Published work

Cross-Platform Spillover Effects in Consumption of Viral Content: A Quasi-Experimental Analysis Using Synthetic Controls

Haris Krijestorac, Rajiv Garg, and Vijay Mahajan

Published in Information Systems Research (2020)

Decisions Under the Illusion of Objectivity: Digital Embeddedness and B2B Purchasing

Haris Krijestorac, Rajiv Garg, and Prabhudev Konana

Published in Production and Operations Management (2021)

Working Papers

Personality-Based Content Engineering for Rich Digital Media

Haris Krijestorac, Rajiv Garg, and Maytal Saar-Tsechansky

In Progress

To Use or Not to Use Samuel L. Jackson? The Role of Acoustic Vocal Characteristics on Consumer Decisions

Haris Krijestorac, Rajiv Garg, and Vijay Mahajan


With the rise of voice-based digital interfaces, such as Alexa and Siri, firms are increasingly leveraging voice to market products. Indeed, voice AI devices have invested in hiring speech actors, notably including prominent figures such as Samuel L. Jackson. However, it remains unclear whether the success of a voice like that of Jackson is due to its unique acoustic properties (e.g., pitch, loudness, tempo), and what contextual or user factors inform the effectiveness of such a voice. Our research explores the effect of acoustic properties of voice on consumer decisions regarding utilitarian and hedonic products. To achieve this, we empirically identify and label six generalizable voice clusters, based on eight stochastic acoustic features of 571 voices. We then present 355 subjects with voice ads generated by the Google Voice API, using pre-written scripts for hedonic and utilitarian product ads. Based on reactions to these ads collected in a survey, we find that while “ostentatious” voices tend to be more effective, those that are “seductive” are less effective. Meanwhile, voices that are “suave” and “colloquial” are more effective for hedonic products only. We discuss implications for voice AI devices and voice actors, voice AI personalization, and future directions in voice analytics.

The Role of Emotional Arcs in Generating User Engagement on Social Media Platforms 

Reza Alibakhshi, Haris Krijestorac, and Shirish Srivastava

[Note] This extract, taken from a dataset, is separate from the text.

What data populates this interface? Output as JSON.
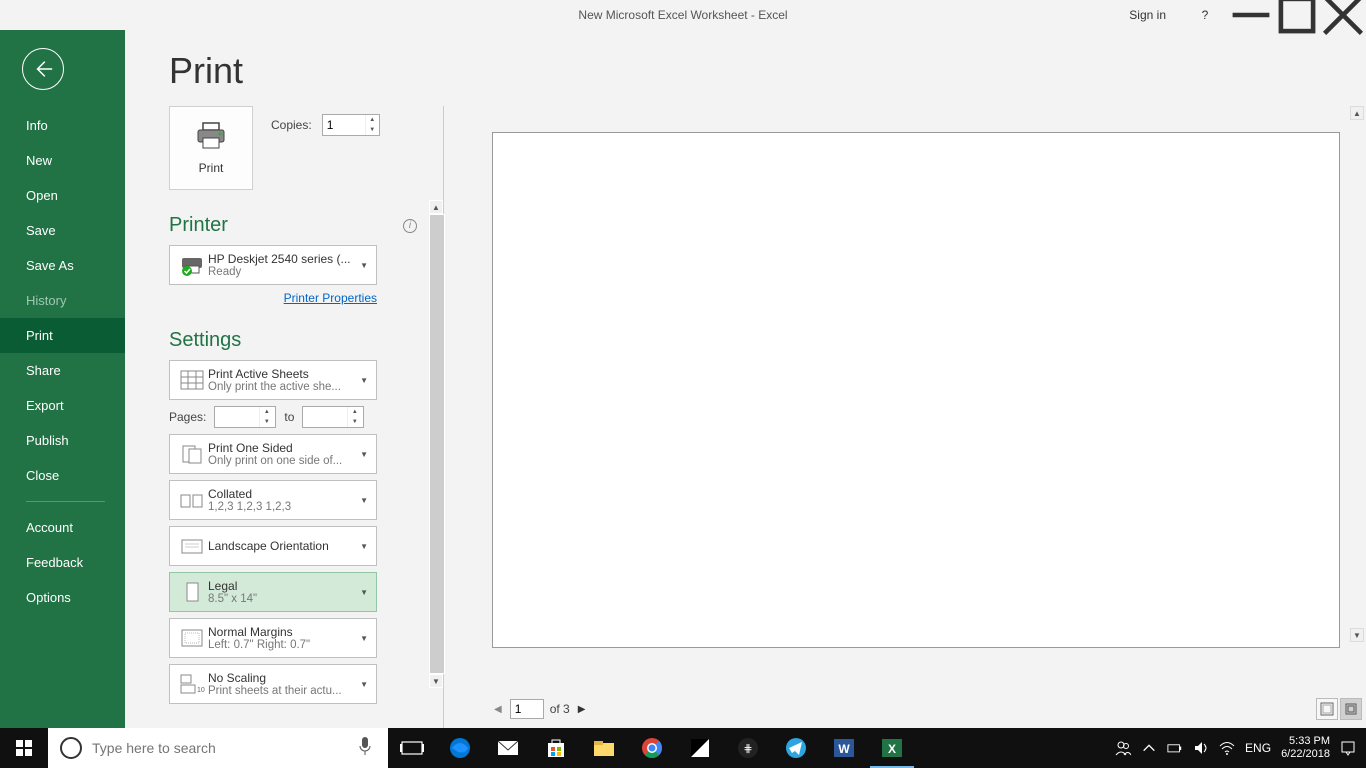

As online platforms containing short-form videos (e.g., Instagram, Snapchat, TikTok) gain traction, a challenge for content creators is converting passive consumption of these media (views), which is plentiful, into active engagement (likes), which is comparatively rare. Prior studies demonstrate that narrative arcs, whether in the context of movies or sports, are key to stimulating such engagement with media. Building on this, our study explores how embedding strategic “emotional arcs” (i.e., extent of expression of various emotions over time) in Instagram videos may help convert views into likes. Using a dataset of 765 videos from 80 corporate Instagram accounts, we employ machine learning tools to extract levels of expression of five key emotions over time within these videos. Using an ensemble of empirical approaches, we demonstrate that emotional arcs alone can predict whether a video is high- or low-engagement, establishing that these arcs are indeed meaningful to stimulating engagement. Building on this, we unpack the black box to understand what specific emotional arcs lead to high engagement, and support these findings through causal analysis. Overall, our results suggest that considering multiple complex emotions, including a mixture of positive (e.g., happiness), and negative (e.g., anger, fear) emotions that fluctuate strategically over time have the greatest impact in creating engaging short-form videos. We discuss implications for content creators, marketers, and platforms.